Absinthe wormwood is normally Artemisia Absinthium or Grand Wormwood which is actually a selection of wormwood which doesn’t have a large amount of the compound thujone. Several brands of Absinthe use Roman Wormwood, Artemisia Pontica, along with Grand Wormwood and this form of wormwood also contains thujone http://absinthe-kits.com, so drinks with 2 types of wormwood may contain more thujone. Thujone amounts can differ between brands considerably, some Absinthes just have negligible quantities of thujone, whereas others have as much as 35mg/kg. Only Absinthe which has negligible levels of thujone is legal for sale in the USA due to the fact that thujone is an unlawful food additive presently there.
Why is there dispute concerning Absinthe Wormwood?
Common Wormwood, Artemisia Absinthium, is a plant which was employed in medicine since ancient times. It’s been used:-
– To combat poisoning due to toadstools and hemlock.
– Being a tonic.
– To relieve a fever.
– As being a catalyst to digestion.
– To take care of parasitic intestinal worms.
It is the herb Wormwood which gives Absinthe its bitterness, its green color as well as name. The essential herbal oils in Absinthe are also the cause of the famouse “louche” effect, the cloudy that takes place when water is added into the drink.
Absinthe was forbidden during the early 1900s in many countries due to the alleged side effects of the chemical thujone, found in Wormwood extract. Absinthe drinking was connected to violent crimes, critical intoxication, insanity and thujone was believed to have psychoactive and psychedelic effects and also to be a hallucinogen. It was even claimed that a french man slaughtered his whole family after drinking Absinthe – he was actually an alcoholic who ingested copious amounts of other alcohol after the Absinthe!
From being a trendy Bohemian drink enjoyed by many writers and artists, such as Van Gogh, Pablo Picasso, Ernest Hemingway and Oscar Wilde, it had been instantly a restricted and illegal drink. It was forbidden in lots of European countries and also in the USA but never was banned in the UK, where it had not been popular, Spain, Portugal or perhaps the Czech Republic.
Absinthe Wormwood Rebirth
Clearly there was never any real evidence relating Absinthe drinking to hallucinations or insanity and it’s now identified that Absinthe is no worse than any other highly alcoholic drink. Absinthe has about twice the alcoholic content of spirits such as whisky and vodka and thus must be consumed moderately, but Absinthe wormwood is not thought to be harmful.

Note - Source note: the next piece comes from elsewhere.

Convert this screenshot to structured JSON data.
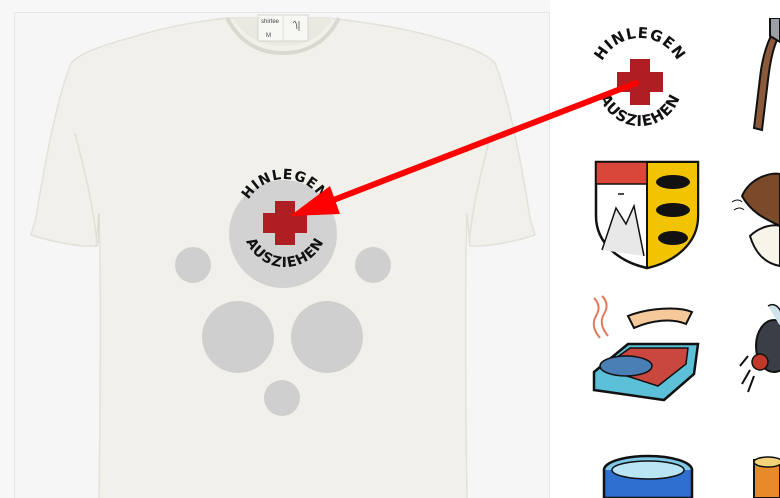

Many Absinthe drinkers do report feeling a funny lucid or clear headed kind of drunkenness when consuming a bit too much Absinthe – this could be due to the combination of the sedative effects of some of the herbs (and the alcohol content) and the stimulating outcomes of the Wormwood along with other herbs.
Since Absinthe was legalized in many countries during the 1990s there has been a renewed interest, a rebirth, in Absinthe drinking. There are many different types and brands of Absinthe on the market and buyers may even order Absinthe essence, to create their particular Absinthe, online from businesses like AbsintheKit.com.
Absinthe Wormwood remains to be the most important ingredient in Absinthe today but thujone content is rigorously controlled in the European Union (no more than 10mg/kg) and the United States where only trace sums are allowed. Look for Absinthes which contain real wormwood and herbs not man-made flavors.